Analysis of Velocity and Temperature Fluctuations in Turbulent Shear Flows.
Abstract
Turbulent velocity and temperature fluctuations in the jetburner mixinglayer were measured. Particular attention was focused on the small scale, high wave number turbulence which strongly affects the optical propagation. Commercial hotwire sensors involving a newly developed temperature measuring scheme were employed. The velocity and temperature structure functions up to order 18 were measured in the inertial range to establish the powerlaw relationships, <(Delta u)^{n }> ~ <epsilon> ^{n/3} r ^{zeta_ {n}} and <( Deltatheta)^{n} > ~ <epsilon> ^{rm n/6} <chi >^{rm n/2} rm r ^{zeta_rm n}, where zeta_{n} is the exponent due to intermittency. In contrast to Kolmogorov's theory (1941), both viscous dissipation rate epsilon and thermal dissipation rate chi were assumed as random quantities.

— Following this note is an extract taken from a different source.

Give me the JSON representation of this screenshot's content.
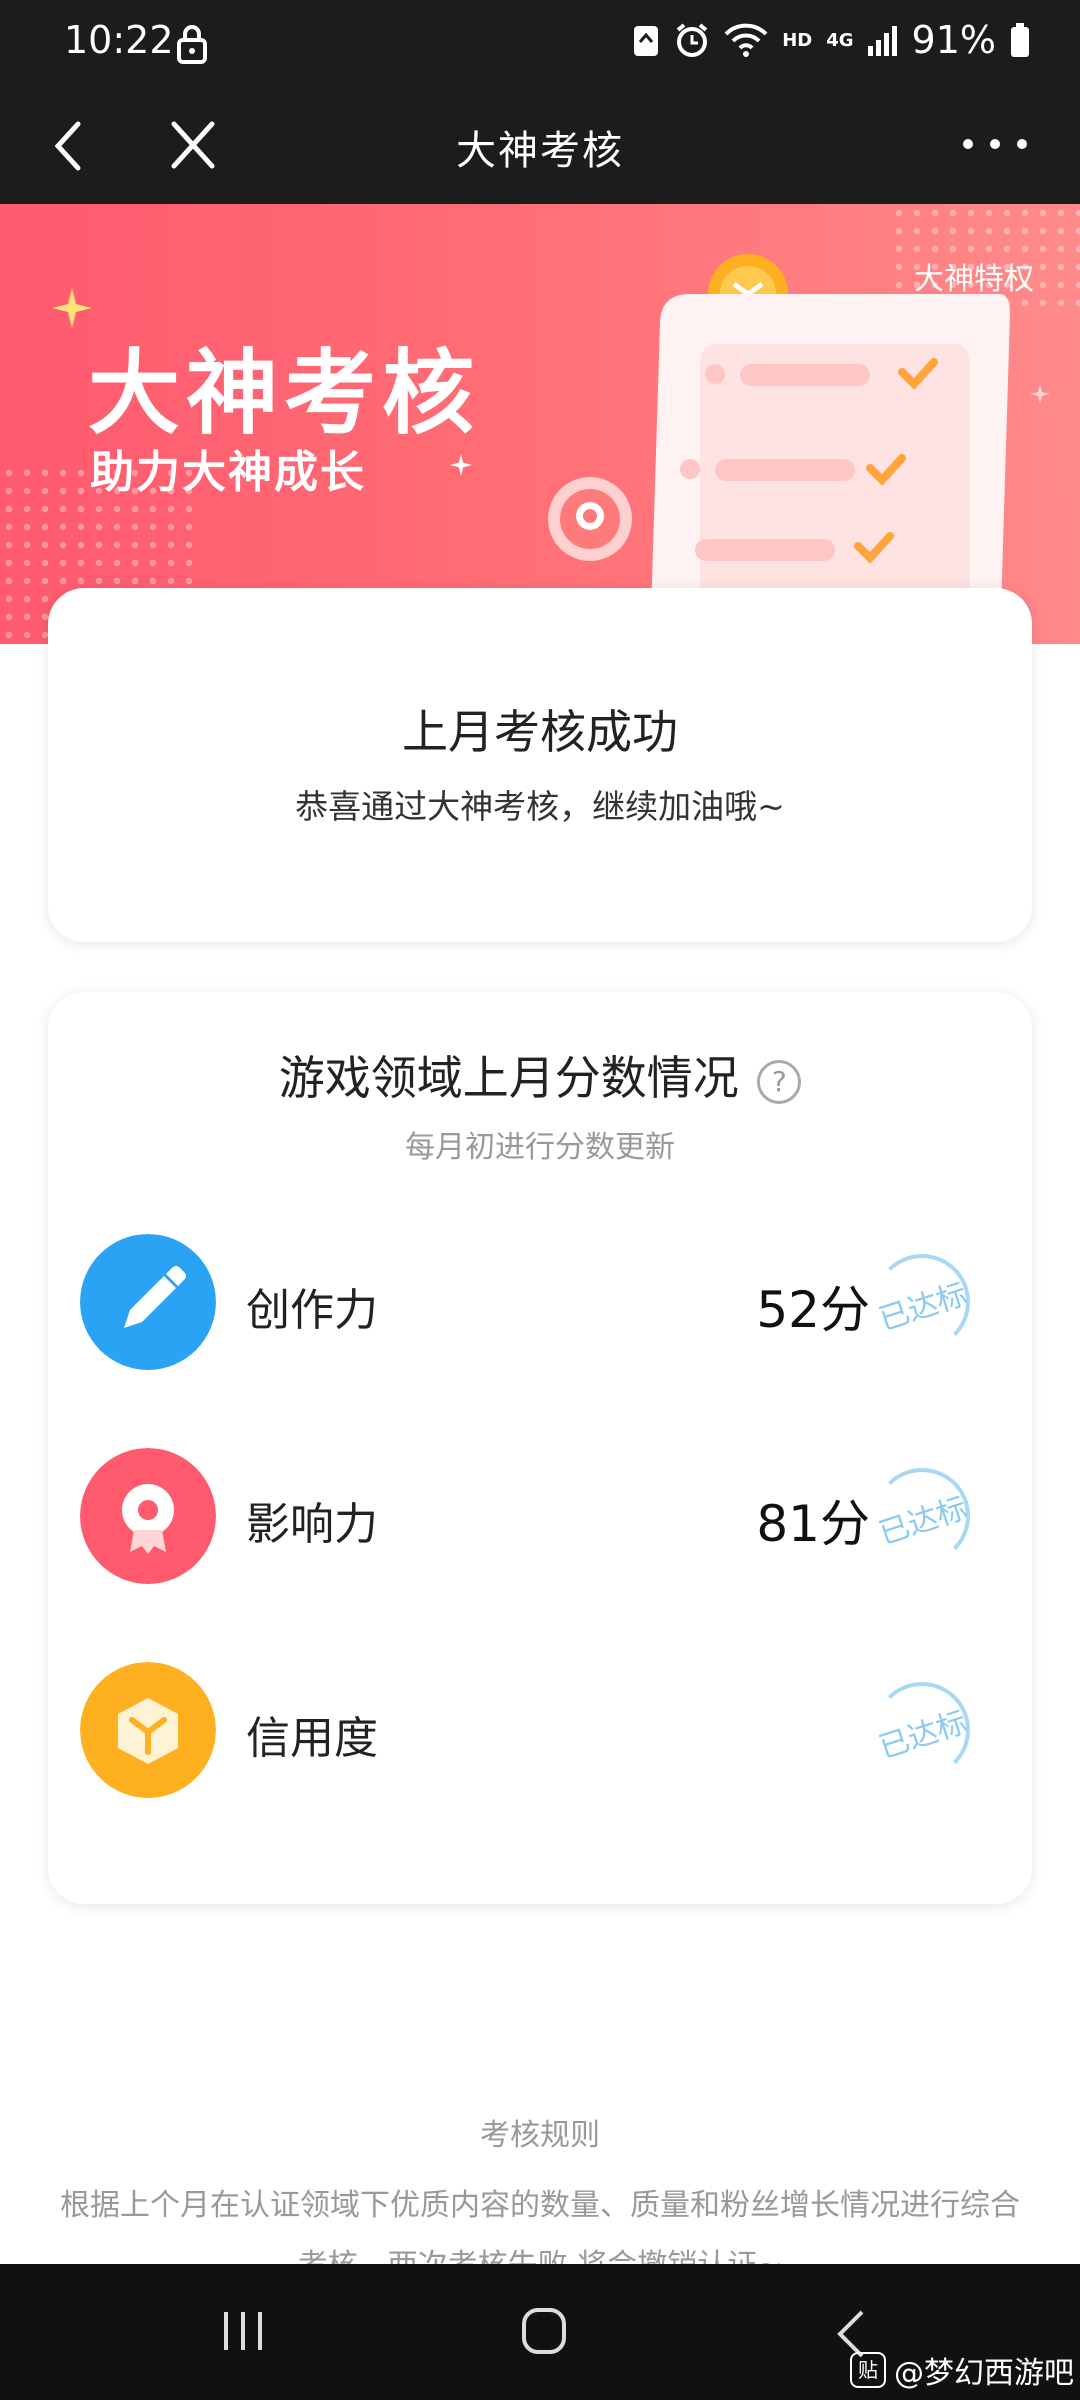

Measured values of zeta_{n} from velocity structure functions were compared with those predicted by lognormal, beta model and a new theory based on gamma statistics for the local dissipation rate epsilon_ {r}. The present data and past measurements agree more closely with the predictions of gamma model rather than those of the lognormal model. Similarly, the measured values of zeta _{rm n} from temperature structure functions compared more favorably with the predictions of a new theory based on the bivariate gamma distribution for the joint density function of local dissipations ( epsilon_{r} and chi_{r}) than results predicted by bivariate lognormal distribution. Unlike velocity spectra, the measured temperature spectra revealed that at high wave numbers it decreases less rapidly than the k_sp{1} {5/3} law and has the appearance of a spectral "bump" just prior to the dissipation ranges. A corresponding bump was also observed in the temperature structure function. By considering the joint fluctuations in the dissipations epsilon_ {r} and chi_ {r}, the new analytical spectrum and structure function models based on the bivariate gamma distribution were found to agree well with the present and past experimental data.
 Publication:

Ph.D. Thesis
 Pub Date:
 March 1989
 Bibcode:
 1989PhDT........39J
 Keywords:

 Engineering: Mechanical; Physics: Atmospheric Science; Physics: Fluid and Plasma